FROM EXECUTIVE DIRECTOR, Steve Brooks
You Cannot Improve Student Outcomes with Larger Class Sizes
Article from the September/October 2016 issue of the Bulletin
In 2014 the Globe and Mail reported that one of the major factors parents consider when deciding whether to enrol their children in private school is class size. “For parents considering enrolling their children in private school, class size has become synonymous with education quality. Ms. Axelsson says class size was a deciding factor for many other parents with children at her daughter’s school.” (Sept. 25).
As the father of five, I know first-hand the quality of our public education system. As a professional with 25 years of experience in the educational system as a teacher, school principal, school district manager and as an advocate for teachers, I know that the public education system has never been as stretched to it limits as it is today. It is a testament to school-based personnel that the system is as high achieving as it is. That being said, it is becoming unequivocally apparent that the parents opting out of the public education system are not wrong about class size and the impact it has on their children’s learning.
A review of the major research that has been conducted on class size by Dr. Diane Schanzenbach and published by the National Education Policy Center at the University of Colorado makes clear that class size does indeed matter. According to the report:
Small classes have been found to have positive impacts not only on test scores during the duration of the class-size reduction experiment, but also on life outcomes in the years after the experiment ended. Students who were originally assigned to small classes did better than their school-mates who were assigned to regular-sized classes across a variety of outcomes, including juvenile criminal behaviour, teen pregnancy, high school graduation, college enrollment and completion, quality of college attended, savings behaviours, marriage rates, residential location and homeownership. p.4
Interestingly one of the major studies reviewed by Dr. Schanzenbach, the Tennessee Student Achievement Ratio Experiment, compared the educational and social impacts of small classes with 13-17 students with those of regular classes of 22-25 from kindergarten to grade 3. In Newfoundland and Labrador, the “soft” cap class limits are significantly higher than those of the regular classes cited in the research.
Dr. Schanzenbach’s report makes the following recommendation that policy makers in this province would be prudent to keep in mind:
• Class size is an important determinant of student outcomes, and one that can be directly determined by policy. All else being equal, increasing class sizes will harm student outcomes.
• The evidence suggests that increasing class size will harm not only children’s test scores in the short term, but also their long-run capital formation. Money saved today by increasing class sizes will result in more substantial social and educational costs in the future.

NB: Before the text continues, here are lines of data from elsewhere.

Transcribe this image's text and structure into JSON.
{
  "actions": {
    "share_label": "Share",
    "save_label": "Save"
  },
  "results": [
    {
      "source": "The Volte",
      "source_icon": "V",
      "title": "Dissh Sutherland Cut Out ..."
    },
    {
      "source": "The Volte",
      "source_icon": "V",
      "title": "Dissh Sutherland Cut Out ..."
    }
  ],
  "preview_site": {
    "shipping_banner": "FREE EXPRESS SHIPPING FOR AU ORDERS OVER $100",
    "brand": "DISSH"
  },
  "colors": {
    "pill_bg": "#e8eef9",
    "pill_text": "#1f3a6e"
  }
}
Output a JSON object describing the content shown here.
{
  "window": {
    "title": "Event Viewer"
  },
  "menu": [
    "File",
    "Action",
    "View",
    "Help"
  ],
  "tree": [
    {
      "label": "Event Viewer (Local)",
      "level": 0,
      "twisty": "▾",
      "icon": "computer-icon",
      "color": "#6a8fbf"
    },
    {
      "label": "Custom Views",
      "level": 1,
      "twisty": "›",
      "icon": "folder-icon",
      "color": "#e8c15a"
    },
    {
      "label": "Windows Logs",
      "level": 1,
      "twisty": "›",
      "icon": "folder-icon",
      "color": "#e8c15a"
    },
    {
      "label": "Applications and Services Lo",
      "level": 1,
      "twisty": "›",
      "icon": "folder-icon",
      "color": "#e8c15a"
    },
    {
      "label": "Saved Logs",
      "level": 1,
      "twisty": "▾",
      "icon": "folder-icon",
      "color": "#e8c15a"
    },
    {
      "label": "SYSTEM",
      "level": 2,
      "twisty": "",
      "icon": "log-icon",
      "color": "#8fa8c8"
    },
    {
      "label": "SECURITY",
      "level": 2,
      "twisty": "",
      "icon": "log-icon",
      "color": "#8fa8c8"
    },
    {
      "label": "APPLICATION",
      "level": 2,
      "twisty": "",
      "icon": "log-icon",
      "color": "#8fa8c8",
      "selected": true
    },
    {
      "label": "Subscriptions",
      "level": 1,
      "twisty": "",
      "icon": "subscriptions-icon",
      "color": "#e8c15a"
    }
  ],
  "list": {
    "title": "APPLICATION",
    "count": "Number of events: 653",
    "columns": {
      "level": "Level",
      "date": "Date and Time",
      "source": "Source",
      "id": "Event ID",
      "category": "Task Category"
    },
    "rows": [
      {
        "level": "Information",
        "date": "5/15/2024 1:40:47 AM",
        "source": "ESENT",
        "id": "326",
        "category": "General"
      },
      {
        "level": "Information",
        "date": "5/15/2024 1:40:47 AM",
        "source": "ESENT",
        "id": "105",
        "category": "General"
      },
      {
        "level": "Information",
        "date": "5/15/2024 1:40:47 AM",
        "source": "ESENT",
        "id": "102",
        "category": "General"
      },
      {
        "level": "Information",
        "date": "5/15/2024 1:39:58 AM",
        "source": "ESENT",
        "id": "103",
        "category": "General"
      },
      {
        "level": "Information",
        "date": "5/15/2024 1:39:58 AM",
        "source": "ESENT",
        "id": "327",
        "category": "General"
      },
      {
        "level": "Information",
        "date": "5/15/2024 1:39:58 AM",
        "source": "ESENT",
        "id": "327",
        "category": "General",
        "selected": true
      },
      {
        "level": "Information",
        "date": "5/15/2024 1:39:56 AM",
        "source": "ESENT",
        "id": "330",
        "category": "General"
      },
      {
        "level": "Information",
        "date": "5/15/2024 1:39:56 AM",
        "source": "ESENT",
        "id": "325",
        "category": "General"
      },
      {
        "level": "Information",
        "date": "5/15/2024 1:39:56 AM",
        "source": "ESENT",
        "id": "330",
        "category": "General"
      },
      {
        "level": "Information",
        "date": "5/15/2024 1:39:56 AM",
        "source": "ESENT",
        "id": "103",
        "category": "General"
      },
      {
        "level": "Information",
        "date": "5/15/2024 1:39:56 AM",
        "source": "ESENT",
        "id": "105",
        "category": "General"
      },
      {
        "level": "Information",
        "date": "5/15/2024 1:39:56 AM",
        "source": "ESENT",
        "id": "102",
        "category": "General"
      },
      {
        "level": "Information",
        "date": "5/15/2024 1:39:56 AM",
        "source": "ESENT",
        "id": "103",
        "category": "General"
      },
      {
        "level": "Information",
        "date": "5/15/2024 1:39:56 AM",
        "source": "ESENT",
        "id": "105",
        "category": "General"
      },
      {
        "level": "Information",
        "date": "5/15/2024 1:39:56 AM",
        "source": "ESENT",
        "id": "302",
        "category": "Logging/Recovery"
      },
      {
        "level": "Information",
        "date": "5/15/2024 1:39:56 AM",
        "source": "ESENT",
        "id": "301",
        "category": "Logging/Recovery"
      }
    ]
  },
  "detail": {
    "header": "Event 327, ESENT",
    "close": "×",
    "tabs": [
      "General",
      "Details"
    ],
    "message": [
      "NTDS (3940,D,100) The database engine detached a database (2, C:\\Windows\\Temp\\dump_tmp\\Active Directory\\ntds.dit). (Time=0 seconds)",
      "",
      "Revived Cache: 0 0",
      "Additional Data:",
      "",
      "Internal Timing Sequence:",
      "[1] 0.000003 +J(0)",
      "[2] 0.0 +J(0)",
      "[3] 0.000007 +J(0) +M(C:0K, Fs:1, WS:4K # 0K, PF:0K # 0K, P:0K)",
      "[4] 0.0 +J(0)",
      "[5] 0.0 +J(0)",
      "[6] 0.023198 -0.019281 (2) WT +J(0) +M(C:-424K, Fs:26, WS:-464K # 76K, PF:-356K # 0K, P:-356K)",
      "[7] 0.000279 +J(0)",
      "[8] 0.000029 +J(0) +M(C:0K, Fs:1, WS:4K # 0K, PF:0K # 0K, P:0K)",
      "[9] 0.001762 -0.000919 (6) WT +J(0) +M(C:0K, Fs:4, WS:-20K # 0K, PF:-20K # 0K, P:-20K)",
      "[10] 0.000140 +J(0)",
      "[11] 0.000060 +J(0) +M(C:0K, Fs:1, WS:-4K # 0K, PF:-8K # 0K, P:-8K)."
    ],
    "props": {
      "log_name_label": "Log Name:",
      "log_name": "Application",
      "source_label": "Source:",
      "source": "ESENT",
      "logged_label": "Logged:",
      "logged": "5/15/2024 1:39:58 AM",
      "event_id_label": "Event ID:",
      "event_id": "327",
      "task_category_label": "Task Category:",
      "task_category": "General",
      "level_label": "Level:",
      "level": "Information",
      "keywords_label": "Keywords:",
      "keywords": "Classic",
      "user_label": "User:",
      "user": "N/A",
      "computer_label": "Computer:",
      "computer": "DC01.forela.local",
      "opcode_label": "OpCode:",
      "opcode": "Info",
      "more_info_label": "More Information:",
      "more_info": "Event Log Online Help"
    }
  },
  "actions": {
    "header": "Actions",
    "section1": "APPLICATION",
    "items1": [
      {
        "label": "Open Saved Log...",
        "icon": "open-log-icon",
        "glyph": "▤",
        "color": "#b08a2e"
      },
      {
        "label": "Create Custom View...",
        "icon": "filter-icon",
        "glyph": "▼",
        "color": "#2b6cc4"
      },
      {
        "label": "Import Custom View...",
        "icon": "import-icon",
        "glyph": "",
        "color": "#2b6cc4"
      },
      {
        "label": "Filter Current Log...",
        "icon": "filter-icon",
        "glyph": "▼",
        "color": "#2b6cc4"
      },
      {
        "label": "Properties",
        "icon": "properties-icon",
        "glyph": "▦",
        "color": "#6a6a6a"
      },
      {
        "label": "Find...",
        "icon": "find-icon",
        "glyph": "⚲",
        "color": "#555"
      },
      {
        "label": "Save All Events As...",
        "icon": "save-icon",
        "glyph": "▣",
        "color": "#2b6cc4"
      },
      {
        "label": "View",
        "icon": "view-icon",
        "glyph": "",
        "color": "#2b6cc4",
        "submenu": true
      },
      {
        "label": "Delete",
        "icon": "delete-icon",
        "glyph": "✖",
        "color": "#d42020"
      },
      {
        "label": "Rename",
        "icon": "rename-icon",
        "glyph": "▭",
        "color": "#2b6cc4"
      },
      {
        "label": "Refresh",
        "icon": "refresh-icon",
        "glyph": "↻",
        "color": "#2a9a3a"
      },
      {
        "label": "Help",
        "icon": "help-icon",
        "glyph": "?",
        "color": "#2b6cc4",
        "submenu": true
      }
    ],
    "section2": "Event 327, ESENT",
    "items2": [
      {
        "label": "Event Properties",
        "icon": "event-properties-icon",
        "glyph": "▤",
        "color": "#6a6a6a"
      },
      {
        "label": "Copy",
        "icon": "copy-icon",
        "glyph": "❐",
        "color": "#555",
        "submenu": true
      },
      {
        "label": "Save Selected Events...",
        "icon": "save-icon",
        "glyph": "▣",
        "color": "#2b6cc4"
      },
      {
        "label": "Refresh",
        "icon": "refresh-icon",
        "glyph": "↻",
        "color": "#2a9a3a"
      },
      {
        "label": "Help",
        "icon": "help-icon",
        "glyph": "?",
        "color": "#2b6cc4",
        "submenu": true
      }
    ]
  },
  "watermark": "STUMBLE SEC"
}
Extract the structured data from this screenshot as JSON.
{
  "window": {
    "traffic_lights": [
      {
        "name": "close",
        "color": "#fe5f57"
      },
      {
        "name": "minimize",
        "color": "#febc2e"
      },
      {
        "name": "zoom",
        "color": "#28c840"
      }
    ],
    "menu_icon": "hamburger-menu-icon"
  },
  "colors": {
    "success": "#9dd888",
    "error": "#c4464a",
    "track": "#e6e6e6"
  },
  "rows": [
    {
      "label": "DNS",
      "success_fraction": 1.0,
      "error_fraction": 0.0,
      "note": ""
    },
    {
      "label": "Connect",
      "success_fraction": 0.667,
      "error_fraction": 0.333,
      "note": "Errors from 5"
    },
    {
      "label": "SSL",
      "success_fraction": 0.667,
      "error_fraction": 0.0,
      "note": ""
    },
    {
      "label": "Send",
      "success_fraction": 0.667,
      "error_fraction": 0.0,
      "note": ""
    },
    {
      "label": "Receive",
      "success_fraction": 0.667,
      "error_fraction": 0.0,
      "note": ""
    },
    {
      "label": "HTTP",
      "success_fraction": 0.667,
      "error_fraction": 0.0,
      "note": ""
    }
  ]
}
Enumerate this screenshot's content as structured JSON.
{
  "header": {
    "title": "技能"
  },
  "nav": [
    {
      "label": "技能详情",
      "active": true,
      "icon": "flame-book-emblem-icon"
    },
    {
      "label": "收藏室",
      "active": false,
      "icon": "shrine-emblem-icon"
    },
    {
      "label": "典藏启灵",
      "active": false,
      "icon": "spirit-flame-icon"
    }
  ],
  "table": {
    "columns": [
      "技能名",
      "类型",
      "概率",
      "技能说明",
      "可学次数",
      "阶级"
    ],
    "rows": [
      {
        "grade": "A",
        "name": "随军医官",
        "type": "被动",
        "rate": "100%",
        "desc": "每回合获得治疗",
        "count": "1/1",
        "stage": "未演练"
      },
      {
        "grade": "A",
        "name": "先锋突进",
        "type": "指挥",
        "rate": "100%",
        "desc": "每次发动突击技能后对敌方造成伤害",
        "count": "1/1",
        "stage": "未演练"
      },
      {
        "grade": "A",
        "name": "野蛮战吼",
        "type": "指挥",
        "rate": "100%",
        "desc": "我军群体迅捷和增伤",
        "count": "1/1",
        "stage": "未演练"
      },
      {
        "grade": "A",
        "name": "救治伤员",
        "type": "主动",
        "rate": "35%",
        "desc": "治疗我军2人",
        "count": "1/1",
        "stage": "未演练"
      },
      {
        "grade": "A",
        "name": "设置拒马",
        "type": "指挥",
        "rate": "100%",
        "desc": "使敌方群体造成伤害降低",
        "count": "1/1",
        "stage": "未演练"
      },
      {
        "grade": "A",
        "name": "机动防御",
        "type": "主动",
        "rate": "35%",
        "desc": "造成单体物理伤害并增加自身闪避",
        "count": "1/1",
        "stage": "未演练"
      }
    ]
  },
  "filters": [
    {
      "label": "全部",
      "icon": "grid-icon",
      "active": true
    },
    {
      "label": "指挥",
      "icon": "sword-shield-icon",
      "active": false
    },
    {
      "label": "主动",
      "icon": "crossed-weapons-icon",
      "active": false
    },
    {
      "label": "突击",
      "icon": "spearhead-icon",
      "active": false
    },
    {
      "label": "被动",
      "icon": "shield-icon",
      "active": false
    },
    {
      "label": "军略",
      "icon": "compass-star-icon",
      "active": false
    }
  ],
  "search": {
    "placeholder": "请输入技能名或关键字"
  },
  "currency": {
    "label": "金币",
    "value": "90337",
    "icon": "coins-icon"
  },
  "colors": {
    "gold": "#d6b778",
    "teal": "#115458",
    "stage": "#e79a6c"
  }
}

• The payoff from class-size reduction is greater for low-income and minority children, while any increase in class size will likely be most harmful to these populations.
• Policymakers should carefully weigh the efficacy of class-size policy against other potential uses of funds. While lower class size has a demonstrable cost, it may prove the more cost-effective policy overall.
At the Newfoundland and Labrador Teachers’ Association we know that parents are concerned about the public education system generally and class size specifically. In a recent study of Newfoundland and Labrador parent’s opinions and attitudes the following data was collected:
• 93% of parents believe that the recent budget will have a negative impact on education;
• 83% of parents believe that increasing class sizes will negatively impact quality of children’s education.
Parents understand intuitively that reducing class sizes would be beneficial for children. When asked what they believed to be the acceptable maximum class size per grade level the response was as follows:
|Parental Response||Current Provincial
Class Size Caps (soft)
|Kindergarten = 18||Kindergarten = 20-22|
|Grades 1-3 = 22||Grades 1-3 = 25-27|
|Grades 4-6 = 23||Grades 4-6 = 28-30|
|Grades 7-9 = 25||Grades 7-9 = 29-31|
|Grades 10-12 = 26||Grade 10-12 = No cap in place|
It is not surprising that the recent Panel on the Status of Public Education in Newfoundland and Labrador, which did extensive consultation with educators, parents and community groups made the following recommendation:
That Government and the School District(s) in cooperation with the NLTA and other stakeholders establish a new class size cap for classes with a composition diversity of greater than 10% in primary, elementary, intermediate and senior high schools.
Increasing class sizes and inadequate resourcing of inclusive education are a major concern. This is particularly true when one considers that 21 violent incidents by students against teachers were reported last school year. If our teachers are not safe, how can they ensure the safety of their students, let alone enhance their learning experience.
It would seem that those with the financial ability and opportunity can ensure their children the benefits of small classes. Should children of the public education system be disadvantaged by larger class sizes? It is a public policy question.
Steve Brooks is Executive Director of the NLTA.